And it’s unusually good hearted for the genre. I was really impressed by the part where Tom is being attacked by Kenny (who killed his uncle!) in the water and realizes they need to climb out of the water up a wall because a transformer is about to explode. The standard action movie move would be to climb up the wall as his foe is electrocuted behind him, but instead he tells Kenny to get out of the water and tries to take his hand when he chooses the metal ladder that won’t save him. And at the end of the movie after all the fighting he floats up to Jim and asks, “You all right?” I love it!
After the movie I read a quote from Freeman saying that (SPOILER) Jim originally died, but test audiences didn’t want him to die and thought he should get some money. It doesn’t seem tacked on to me, though. It seems more like the ending of THE FAST AND THE FURIOUS. In fact, there should be several sequels where Jim and Tom team up for bigger and more ridiculous flood adventures.
As appealing as all this is to me, it seems it didn’t gel for people at the time. It’s obviously an expensive movie – $70 million according to Wikipedia – and made less than $20 million at the box office, causing Total Film to label it the biggest flop of 1998 (the year of GODZILLA, SPHERE, THE AVENGERS, SIX DAYS SEVEN NIGHTS, etc). To give you an idea, BALLISTIC: ECKS VS. SEVER had roughly the same budget and box office.
Though not as bad as that one, HARD RAIN got pretty bad reviews and Roger Ebert for some reason totally hated it. I shouldn’t have listened to those people for all these years! Thank you Fred Topel for bringing it up so many times.
I forgot about this, but Slater’s BROKEN ARROW director John Woo was originally set to direct it. He left to do FACE/OFF, so we gotta respect that. Instead the director is Mikael Salomon, and it’s the second of his three feature directorial works, after A FAR OFF PLACE (a 1993 PG-rated Disney adventure about teenagers and a bushman crossing the Kalahari Desert to escape murderous poachers) and before FREEZER (a 2014 DTV thriller about Dylan McDermott waking up trapped in a meat locker). He’s mostly directed TV shows (Nash Bridges, Band of Brothers, Rome), but he started as a cinematographer in Denmark and then came to Hollywood and did ALWAYS, ARACHNOPHOBIA and BACKDRAFT. But exactly as Jan de Bont was hired to direct SPEED because he’d shot DIE HARD, I’m pretty sure Salomon got this job because he was the cinematographer for THE ABYSS. If you’re filming a movie mostly on sets in giant water tanks you gotta have a guy who’s willing to get wet.

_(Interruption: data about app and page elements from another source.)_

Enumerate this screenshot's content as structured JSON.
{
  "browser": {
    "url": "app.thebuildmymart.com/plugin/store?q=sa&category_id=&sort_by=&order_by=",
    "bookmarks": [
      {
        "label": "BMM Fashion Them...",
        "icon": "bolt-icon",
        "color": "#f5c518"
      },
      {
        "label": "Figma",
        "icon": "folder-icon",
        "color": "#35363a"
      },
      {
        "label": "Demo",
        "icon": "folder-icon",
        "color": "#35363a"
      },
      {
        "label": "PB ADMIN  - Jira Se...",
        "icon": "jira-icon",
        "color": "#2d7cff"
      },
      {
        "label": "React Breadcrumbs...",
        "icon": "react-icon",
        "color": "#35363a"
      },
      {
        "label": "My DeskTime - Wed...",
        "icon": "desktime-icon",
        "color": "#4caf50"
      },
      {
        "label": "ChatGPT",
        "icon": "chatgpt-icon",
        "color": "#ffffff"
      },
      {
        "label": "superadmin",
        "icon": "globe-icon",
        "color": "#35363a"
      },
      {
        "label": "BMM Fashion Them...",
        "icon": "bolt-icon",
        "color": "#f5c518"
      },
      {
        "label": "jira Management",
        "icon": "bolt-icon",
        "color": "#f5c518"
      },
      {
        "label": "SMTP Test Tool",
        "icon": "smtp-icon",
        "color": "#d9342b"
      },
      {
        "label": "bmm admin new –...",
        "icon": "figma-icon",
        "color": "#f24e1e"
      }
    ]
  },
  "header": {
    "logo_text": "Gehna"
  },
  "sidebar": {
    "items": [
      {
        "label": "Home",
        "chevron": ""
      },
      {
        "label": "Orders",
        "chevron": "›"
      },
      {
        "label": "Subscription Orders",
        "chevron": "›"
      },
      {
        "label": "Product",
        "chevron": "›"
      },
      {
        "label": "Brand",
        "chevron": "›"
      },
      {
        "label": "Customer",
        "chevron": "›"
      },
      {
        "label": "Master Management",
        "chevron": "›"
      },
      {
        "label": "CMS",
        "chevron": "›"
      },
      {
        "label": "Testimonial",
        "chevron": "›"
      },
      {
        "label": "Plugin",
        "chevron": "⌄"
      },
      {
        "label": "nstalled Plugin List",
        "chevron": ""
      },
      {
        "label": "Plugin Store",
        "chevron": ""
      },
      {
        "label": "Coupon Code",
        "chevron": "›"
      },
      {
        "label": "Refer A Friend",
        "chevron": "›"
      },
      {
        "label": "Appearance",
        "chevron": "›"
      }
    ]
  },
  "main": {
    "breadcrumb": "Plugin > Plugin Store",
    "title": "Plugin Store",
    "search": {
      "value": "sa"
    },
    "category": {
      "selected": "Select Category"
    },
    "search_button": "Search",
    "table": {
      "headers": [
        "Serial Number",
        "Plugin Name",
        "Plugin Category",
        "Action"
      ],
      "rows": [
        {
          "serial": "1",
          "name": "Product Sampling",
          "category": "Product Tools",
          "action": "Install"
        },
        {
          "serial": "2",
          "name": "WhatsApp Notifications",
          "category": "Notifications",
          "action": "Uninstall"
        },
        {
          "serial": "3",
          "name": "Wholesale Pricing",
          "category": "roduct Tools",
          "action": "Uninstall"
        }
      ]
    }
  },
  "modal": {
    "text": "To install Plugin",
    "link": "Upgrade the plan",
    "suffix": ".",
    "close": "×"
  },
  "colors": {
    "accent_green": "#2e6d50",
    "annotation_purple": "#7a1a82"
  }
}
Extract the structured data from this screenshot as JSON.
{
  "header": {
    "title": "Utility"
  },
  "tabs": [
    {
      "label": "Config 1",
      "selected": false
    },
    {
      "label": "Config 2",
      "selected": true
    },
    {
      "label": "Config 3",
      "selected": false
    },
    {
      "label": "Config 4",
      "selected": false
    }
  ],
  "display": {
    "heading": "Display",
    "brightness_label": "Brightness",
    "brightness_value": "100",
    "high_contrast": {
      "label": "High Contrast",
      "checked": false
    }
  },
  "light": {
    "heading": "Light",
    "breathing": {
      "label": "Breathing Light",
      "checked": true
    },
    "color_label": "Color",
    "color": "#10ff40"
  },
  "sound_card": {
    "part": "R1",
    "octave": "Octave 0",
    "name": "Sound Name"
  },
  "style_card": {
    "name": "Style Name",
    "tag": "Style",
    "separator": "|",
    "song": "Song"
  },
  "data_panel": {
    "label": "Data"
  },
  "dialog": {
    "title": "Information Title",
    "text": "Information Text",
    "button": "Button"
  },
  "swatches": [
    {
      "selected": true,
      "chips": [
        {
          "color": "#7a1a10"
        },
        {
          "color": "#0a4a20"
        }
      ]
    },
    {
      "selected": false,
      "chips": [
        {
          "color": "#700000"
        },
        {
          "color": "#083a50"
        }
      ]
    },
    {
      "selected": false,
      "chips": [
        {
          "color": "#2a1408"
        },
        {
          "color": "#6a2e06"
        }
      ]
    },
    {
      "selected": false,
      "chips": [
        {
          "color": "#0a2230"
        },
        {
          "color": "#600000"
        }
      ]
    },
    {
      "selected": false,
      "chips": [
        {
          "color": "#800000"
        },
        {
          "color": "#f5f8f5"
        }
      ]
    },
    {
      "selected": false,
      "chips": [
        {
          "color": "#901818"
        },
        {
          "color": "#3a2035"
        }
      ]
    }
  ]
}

And just like SPEED, the script is by Graham Yost (this time not rewritten by Joss Whedon, as far as I’ve read). And really this is the bridge between him as the guy who wrote SPEED and the guy who created Justified. It’s got the giant action and the down to earth characters, including criminals so dumb they accidentally murder an accomplice at the very start of the crime, but also relatable enough that it’s kind cute when they celebrate a bomb going off by yelling “Did you see that!?” and high-fiving while on jet skis.
If I could go back in time I would give them a quote that says HARD RAIN drives a hard bargain, do NOT give it a rain check!